Studies have revealed that unshaded urban areas are approximately 2.5 C warmer when compared to the open rural areas and unshaded urban sites are warmer by 1 C when compared to the shaded areas. Trees have the potential to moderate air temperature through reduction of surface temperature and evaporative cooling.
Tree Acts in metros need to be empowered and violators dealt with strictly. In Bangalore the fine is a mere pittance of Rs 1000 as compared to over Rs 50,000 in Mumbai. While promises of replacing a tree with many saplings are frequent, we must remember that sustaining the sapling is often a neglected job. It takes between 10-15 years for a sapling to be a substantial contributor in terms of carbon sequestration and reducing local temperatures.
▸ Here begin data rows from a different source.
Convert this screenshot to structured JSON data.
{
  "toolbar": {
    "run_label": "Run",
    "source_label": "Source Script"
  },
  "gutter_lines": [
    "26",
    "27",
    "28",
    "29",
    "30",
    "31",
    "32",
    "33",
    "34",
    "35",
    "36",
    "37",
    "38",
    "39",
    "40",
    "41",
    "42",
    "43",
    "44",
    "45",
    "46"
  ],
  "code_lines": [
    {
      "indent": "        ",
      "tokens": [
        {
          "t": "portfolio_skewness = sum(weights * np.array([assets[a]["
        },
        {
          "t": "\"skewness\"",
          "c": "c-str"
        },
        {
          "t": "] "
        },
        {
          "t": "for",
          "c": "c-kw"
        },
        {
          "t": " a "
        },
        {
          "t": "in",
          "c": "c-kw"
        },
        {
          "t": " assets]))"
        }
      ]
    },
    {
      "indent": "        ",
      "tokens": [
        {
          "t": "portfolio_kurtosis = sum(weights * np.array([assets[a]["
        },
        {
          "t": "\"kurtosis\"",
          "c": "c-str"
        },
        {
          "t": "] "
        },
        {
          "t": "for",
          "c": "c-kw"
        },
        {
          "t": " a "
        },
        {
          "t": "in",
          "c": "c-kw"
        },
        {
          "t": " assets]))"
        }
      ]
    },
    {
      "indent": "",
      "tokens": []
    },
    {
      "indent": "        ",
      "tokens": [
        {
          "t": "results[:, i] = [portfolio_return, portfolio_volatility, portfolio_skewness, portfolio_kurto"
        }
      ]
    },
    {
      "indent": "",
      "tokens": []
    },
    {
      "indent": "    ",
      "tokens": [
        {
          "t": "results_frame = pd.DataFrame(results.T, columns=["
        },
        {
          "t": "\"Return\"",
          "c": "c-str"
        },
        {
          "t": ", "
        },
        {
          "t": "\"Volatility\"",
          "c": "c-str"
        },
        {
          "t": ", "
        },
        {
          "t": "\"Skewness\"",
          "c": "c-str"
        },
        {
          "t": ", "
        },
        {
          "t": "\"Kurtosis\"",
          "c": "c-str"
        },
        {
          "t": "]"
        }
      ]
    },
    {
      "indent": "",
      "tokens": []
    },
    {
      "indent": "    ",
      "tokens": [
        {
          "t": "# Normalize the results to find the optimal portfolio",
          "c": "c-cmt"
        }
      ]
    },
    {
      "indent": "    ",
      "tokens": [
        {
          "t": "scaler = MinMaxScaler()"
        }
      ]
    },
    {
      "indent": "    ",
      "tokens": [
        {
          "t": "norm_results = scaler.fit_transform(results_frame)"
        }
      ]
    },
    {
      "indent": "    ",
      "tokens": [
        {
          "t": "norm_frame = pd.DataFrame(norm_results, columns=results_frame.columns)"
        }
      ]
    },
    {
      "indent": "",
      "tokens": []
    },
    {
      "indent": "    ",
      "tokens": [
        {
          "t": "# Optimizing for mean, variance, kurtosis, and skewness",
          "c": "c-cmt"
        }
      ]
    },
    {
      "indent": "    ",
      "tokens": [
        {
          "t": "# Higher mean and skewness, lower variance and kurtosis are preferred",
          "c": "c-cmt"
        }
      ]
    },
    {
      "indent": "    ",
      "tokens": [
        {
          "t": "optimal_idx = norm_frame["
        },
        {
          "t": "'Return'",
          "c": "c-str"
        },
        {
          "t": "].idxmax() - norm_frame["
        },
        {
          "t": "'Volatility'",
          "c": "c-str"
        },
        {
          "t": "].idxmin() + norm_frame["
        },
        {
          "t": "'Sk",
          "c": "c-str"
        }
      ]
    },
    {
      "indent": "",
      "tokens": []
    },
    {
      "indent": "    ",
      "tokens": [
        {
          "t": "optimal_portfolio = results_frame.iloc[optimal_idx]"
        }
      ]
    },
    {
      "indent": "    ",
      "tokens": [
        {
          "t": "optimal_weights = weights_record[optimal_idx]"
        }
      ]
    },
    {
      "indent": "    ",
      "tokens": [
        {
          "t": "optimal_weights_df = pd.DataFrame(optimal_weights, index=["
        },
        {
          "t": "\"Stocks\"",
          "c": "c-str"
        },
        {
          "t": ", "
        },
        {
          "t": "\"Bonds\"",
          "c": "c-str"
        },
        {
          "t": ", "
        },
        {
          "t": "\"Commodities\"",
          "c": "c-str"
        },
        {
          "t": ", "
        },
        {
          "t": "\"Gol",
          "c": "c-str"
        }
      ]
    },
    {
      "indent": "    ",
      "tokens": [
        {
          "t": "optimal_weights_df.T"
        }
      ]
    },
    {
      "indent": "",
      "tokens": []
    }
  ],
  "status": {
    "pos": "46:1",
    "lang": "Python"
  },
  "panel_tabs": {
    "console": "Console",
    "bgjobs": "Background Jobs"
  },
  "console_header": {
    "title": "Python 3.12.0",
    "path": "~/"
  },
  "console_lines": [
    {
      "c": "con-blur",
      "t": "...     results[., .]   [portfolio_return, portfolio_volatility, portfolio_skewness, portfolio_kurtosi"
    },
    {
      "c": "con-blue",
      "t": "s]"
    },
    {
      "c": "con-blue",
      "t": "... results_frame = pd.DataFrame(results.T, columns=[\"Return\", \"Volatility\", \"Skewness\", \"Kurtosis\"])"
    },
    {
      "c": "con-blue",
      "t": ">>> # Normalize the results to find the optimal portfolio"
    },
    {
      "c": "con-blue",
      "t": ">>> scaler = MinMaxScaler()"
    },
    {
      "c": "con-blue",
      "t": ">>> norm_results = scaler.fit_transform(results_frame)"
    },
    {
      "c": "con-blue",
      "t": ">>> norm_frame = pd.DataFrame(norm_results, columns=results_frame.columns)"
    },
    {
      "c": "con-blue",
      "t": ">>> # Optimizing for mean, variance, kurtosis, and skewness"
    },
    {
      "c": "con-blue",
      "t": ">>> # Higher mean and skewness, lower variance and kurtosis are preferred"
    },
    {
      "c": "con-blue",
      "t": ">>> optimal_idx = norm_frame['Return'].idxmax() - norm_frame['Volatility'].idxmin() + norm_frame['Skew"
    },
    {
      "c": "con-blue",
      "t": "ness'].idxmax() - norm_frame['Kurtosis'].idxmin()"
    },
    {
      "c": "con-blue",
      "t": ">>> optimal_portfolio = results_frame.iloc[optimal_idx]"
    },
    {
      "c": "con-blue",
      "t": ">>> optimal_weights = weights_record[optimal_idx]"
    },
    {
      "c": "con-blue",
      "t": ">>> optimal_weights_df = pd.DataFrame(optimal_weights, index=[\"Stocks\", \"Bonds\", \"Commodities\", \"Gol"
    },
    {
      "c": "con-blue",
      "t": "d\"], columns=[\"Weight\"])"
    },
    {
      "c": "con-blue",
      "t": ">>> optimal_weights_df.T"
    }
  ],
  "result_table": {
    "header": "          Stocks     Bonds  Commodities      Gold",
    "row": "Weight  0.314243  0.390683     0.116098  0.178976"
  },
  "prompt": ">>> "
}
As Ramachandra notes, there is a crying need for pragmatic urban planning. A city like Bangalore has seen uncontrolled growth as was shown in the CES study. But the moot question is whether our policy makers will take any step to check the spread? With over 10,000 acres of lakes and lake beds already encroached in Bangalore, the National Green Tribunal ruling on buffer zones around lakes may not be able to do much beyond preventing further loss of shrunken urban water bodies. It extended the buffer zone from 30 metres to 75 metres around the lake.
A water body can lower temperature of the surrounding urban environment around 2 - 6 °C by evaporative cooling. The rise of evapotranspiration in cities aided by tree cover and water bodies can efficiently offset the influence of the urban heat island, as shown by many studies.
To deal with heat, non-energy based methods should be adopted at homes. Applying limestone on the roof top has been shown to reduce inside temperatures by as much as 5 deg. A terrace garden would also help reduce temperature and procure fresh organic produce! As individuals each of us can reduce our carbon footprint that goes to add to global warming.
Begin by conserving energy at home, whether it be by reduce, reuse or recycle. Experts like Sunil Sood and others at IAEMP can help with an audit of power usage at home and suggest efficient ways of using energy. For instance, using T5 or T8 TFLs with electronic ballast in place of T12 TFLs can help bring down units used. A kilowatt of power saved is more than equal to one produced, believe the activists. It must be remembered that fossil fuel plants are the largest contributors to global warming.
It is also the reason why transport which is a major contributor to emissions has to be efficient. Car-pooling and public transport must be strengthened. Emission standards must be enforced for all vehicles. Regulating vehicles by means of odd-even numbers, etc alone can control traffic in cities choking under the huge numbers.
If all of these steps are taken, we can perhaps bring down the mercury a few degrees. Else, the urban heat islands will sizzle and scorch, thanks to our thoughtless lifestyles.